But here is the catch. During the 50s and 60s, economic growth was much higher in both France and Germany than in the previous two decades, and also it was higher than in Great Britain, which put in a sclerotic performance during those decades. But if a higher g is supposed to be associated with less wealth inequality, that is the exact opposite of what we see here. Wealth inequality declines during the troubled 30s and 40s, only to reappear in the high growth 50s and 60s in France and Germany, while failing to do so in the more stagnant UK.

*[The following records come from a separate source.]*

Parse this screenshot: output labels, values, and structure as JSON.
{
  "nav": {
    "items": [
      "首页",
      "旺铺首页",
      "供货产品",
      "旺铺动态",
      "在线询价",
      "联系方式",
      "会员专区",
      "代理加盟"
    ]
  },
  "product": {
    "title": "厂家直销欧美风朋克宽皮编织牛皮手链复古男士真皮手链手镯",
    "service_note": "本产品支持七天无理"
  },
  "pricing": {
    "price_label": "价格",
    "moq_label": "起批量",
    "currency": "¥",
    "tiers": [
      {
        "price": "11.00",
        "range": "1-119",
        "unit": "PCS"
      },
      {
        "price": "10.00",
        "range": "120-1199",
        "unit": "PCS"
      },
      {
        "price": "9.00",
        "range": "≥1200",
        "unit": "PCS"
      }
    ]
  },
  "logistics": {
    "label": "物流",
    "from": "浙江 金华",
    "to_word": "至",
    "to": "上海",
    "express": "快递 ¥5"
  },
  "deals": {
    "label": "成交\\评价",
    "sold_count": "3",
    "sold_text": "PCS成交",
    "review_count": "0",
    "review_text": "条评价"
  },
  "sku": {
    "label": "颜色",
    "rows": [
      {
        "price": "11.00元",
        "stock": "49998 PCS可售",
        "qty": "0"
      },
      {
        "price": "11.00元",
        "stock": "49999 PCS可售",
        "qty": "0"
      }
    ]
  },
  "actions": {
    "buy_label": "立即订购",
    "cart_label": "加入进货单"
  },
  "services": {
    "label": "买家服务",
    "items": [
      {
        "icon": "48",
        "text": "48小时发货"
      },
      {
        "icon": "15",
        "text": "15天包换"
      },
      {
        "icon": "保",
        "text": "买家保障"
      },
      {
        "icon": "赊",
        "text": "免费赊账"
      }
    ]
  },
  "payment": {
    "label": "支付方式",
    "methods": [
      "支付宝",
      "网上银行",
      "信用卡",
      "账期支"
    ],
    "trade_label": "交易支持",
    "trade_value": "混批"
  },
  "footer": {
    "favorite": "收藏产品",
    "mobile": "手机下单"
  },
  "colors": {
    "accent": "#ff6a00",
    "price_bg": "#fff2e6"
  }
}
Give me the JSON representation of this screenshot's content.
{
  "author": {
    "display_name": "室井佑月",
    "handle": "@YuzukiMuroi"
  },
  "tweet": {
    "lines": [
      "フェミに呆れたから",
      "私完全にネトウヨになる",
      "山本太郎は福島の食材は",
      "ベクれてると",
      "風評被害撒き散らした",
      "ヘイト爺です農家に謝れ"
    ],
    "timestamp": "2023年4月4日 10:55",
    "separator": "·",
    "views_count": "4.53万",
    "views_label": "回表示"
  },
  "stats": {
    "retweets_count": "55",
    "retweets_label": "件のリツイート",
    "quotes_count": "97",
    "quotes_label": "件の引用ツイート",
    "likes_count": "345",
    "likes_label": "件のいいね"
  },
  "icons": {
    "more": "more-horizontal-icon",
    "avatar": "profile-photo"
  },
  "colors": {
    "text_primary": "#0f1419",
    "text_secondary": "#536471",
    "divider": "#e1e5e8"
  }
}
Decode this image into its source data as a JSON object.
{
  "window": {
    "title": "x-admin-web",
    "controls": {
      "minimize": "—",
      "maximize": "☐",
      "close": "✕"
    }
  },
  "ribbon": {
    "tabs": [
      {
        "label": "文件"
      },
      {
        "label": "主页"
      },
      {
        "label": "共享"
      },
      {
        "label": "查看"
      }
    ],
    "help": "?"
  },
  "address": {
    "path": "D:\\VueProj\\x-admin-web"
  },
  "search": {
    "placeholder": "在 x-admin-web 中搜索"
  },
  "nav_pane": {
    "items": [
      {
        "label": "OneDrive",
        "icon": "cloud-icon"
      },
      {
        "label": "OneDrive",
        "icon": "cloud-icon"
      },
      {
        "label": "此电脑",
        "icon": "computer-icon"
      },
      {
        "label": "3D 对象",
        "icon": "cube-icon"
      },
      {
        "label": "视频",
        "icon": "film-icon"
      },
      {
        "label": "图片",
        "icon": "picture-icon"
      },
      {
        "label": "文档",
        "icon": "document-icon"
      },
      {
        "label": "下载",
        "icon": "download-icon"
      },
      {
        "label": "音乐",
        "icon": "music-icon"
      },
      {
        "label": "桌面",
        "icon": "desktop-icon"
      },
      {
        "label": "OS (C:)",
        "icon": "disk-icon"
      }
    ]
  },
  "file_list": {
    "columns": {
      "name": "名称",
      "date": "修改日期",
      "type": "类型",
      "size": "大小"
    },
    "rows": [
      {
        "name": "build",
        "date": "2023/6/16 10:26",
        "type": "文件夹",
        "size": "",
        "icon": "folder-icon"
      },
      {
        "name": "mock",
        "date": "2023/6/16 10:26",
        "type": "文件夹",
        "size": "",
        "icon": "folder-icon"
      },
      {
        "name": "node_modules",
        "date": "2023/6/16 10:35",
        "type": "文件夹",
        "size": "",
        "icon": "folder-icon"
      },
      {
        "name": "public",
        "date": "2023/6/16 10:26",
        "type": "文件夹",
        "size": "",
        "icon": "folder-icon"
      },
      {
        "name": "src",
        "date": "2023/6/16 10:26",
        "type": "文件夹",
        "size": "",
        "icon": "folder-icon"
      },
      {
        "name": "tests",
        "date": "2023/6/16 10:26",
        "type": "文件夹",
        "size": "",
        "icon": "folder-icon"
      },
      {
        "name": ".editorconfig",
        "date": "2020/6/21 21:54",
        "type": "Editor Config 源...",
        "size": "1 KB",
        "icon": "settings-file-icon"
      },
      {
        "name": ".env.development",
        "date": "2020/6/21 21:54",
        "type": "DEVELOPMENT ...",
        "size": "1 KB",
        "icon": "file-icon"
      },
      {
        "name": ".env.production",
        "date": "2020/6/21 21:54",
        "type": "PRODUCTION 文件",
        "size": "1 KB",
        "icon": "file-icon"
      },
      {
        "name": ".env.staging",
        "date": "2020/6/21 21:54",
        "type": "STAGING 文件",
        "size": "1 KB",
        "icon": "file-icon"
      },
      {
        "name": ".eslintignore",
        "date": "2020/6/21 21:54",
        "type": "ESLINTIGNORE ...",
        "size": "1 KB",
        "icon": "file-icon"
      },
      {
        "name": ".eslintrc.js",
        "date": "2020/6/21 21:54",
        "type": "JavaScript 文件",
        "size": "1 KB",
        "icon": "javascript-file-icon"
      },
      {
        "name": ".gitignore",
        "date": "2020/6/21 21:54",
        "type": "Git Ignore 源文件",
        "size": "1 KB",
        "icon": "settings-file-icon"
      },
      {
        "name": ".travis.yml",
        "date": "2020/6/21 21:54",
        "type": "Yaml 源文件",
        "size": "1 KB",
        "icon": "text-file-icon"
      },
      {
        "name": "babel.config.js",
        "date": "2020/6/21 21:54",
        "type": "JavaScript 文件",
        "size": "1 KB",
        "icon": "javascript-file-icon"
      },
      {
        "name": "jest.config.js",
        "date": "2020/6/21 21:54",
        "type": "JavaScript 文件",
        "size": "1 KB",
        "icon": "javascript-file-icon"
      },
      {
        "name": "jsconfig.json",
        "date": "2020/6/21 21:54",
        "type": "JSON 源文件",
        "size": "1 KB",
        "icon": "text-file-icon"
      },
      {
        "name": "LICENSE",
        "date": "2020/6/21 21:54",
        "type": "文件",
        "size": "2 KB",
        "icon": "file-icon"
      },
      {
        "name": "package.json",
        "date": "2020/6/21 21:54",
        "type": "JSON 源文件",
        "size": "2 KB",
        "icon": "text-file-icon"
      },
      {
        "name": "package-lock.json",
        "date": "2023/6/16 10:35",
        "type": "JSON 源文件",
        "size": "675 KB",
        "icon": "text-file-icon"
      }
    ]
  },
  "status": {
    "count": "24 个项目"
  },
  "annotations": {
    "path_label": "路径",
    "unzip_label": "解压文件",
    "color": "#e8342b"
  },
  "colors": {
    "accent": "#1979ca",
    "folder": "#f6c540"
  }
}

Now he does provide quite detailed stories of what was going on in these nations, although his focus is most detailed for France. War, inflation, and bankruptcy destroy fortunes, although the direct damage of war is not really all that important. The end of all this allows for capital to reaccumulate, at least in France and Germany, if not Britain. But this simply emphasizes how these other factors can easily overwhelm what is going on with g.
Indeed, the vast majority of the decline is not in the Depression or the much more physically destructive World War II, but in the decade of World War I. Here is where capital simply plunges, falling by more than half in both France and Germany, and by about a third in Britain. What is curious is that the largest part of this decline is in foreign holdings, which simply collapse. His discussion of the increase in foreign assets in the nineteenth century involved the colonial empires of these nations, although this was not so important for Germany, which he really does not discuss. But, while Germany lost its foreign empire, if anything those of Britain and France increased due to WW I, reaching their peaks in the 1920s as they picked up former colonies of Germany, as well as ones in parts of the former Ottoman Empire. Piketty simply never acknowledges this.
What else happened? Oh, the Bolshevik Revolution, which led to the repudiation of tsarist Russian debts, many of whose bonds were owned in these countries, and also the expropriation of foreign company holdings in Russia. Needless to say this has nothing to do with g.
So, a number of critics have argued that policy really drives all this more than his grand dynamics of r and g. Offhand looking at his own numbers, this would appear to be the case. In many decades what is happening to distribution is going in quite the opposite direction from what should be the case if one just looks at r and g (mostly just g). If it is not policy that is causing this, it is some exogenous shock.
Of course for his current policy discussion, he argues that everything is now working to increase inequality. The growth rate has fallen and policy has moved to favor the wealthy and those who inherit (particularly in the US on the latter). So, policy must be changed if we are not to end up a patrimonial capitalism. On that he probably is correct, but he may well have overstated the role of his grand dynamics and understated the role of everything else in his discussion, even as he provides many caveats on this point.